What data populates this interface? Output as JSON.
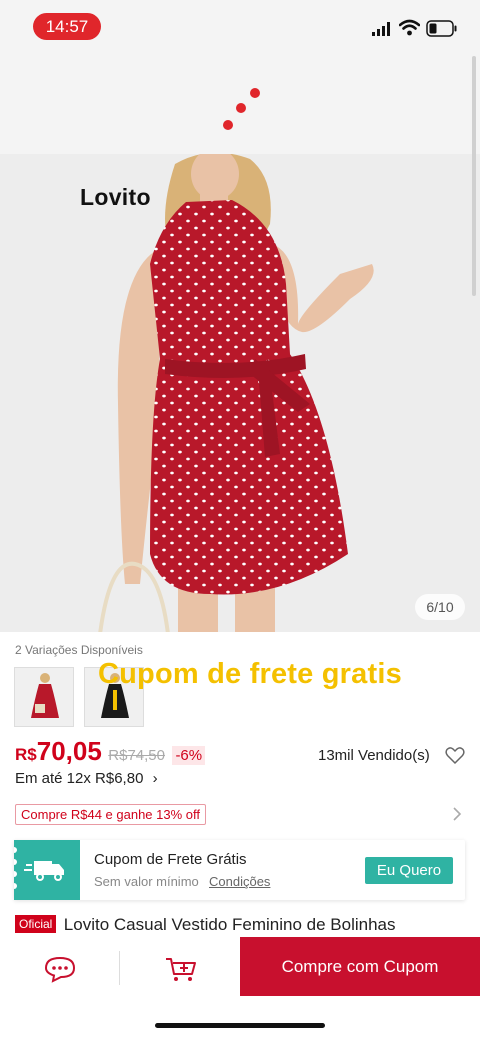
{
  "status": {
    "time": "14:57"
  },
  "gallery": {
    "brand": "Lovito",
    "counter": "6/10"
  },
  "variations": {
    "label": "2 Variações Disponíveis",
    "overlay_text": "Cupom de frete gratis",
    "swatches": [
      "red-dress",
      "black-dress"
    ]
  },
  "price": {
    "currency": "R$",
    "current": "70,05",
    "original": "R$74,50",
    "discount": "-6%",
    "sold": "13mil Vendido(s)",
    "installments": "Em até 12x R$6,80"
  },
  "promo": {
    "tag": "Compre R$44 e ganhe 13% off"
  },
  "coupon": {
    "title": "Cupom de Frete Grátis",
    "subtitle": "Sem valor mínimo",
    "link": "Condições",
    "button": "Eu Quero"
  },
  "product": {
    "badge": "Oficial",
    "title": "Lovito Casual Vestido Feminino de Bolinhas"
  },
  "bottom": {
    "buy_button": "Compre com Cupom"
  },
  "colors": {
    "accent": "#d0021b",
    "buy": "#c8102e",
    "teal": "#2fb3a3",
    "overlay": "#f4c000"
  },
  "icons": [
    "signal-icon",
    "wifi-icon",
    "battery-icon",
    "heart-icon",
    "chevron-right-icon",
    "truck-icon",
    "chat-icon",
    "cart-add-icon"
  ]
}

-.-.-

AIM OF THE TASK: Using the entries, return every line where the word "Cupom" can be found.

TASK RESULT:
    "overlay_text": "Cupom de frete gratis",
    "title": "Cupom de Frete Grátis",
    "buy_button": "Compre com Cupom"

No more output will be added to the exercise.